A NATO spokesman confirmed Thursday that a military working dog went missing in Afghanistan in December, lending some credence to a Taliban claim that it had captured a NATO dog and weapons just before Christmas.
“We can confirm that a military working dog went missing following an ISAF mission in December, 2013,” Army Lt. Col. Will Griffin wrote in an email to Stars and Stripes. “It is ISAF policy to defer identification to the appropriate national authorities.”
A purported Taliban video that surfaced this week features five bearded men and one very nervous-looking dog outfitted with a fancy harness similar to those worn by canines that accompany U.S. Special Forces.
Griffin said he cannot confirm the video’s authenticity.
It’s impossible to tell from the tape whether the scared animal is an actual military working dog or just made up to look like one, though the video goes on to provide more evidence to back the Taliban’s claims.
The video’s star, a man in a shalwar khameez, shows off what looks to be a broken U.S. military assault rifle, possibly an M4 or M14, and a tricked-out M4 with some high-tech sights and other gear, all of which point to — but do not prove — U.S. origins. He also pulls out some grenades that look like the standard M67 models carried by American ground pounders.
Interestingly, both of the assault rifles look to be fitted with suppressors, devices that reduce the noise and flash of firing. Those devices aren’t common among conventional forces, but are used by some American Special Forces and snipers.

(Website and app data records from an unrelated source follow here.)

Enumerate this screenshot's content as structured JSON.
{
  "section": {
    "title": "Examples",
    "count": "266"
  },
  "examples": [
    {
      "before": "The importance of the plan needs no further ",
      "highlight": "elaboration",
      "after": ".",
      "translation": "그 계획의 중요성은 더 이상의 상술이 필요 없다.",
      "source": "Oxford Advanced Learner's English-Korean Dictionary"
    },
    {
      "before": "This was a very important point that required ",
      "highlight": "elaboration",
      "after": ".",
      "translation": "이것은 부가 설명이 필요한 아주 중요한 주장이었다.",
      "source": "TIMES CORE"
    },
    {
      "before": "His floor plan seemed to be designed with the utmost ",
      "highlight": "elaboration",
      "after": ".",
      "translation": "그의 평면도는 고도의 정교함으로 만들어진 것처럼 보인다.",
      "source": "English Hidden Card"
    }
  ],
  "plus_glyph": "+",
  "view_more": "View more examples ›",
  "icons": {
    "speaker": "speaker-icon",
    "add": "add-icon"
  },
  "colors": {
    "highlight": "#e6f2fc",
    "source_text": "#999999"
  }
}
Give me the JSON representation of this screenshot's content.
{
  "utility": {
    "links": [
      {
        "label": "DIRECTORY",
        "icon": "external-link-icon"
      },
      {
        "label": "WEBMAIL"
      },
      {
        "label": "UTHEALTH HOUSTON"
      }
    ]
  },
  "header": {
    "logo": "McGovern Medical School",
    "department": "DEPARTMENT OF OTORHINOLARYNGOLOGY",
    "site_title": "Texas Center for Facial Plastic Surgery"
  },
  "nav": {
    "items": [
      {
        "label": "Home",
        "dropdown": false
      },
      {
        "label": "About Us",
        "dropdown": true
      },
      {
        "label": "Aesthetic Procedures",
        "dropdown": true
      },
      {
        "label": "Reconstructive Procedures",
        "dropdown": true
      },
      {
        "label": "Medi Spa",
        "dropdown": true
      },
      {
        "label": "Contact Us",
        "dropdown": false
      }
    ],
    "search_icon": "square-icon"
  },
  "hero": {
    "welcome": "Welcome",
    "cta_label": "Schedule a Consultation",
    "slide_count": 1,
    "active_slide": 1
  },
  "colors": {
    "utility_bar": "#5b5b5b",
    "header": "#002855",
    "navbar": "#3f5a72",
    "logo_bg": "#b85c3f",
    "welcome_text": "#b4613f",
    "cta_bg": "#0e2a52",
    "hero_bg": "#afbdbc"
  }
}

According to the Taliban, they captured the dog and weapons when NATO forces attacked their compound in Alingar district in late December 2013. A Dec. 23 news release from the Taliban noted that they had capture weapons, but there was no mention of a dog until an updated version of the release was posted with the video.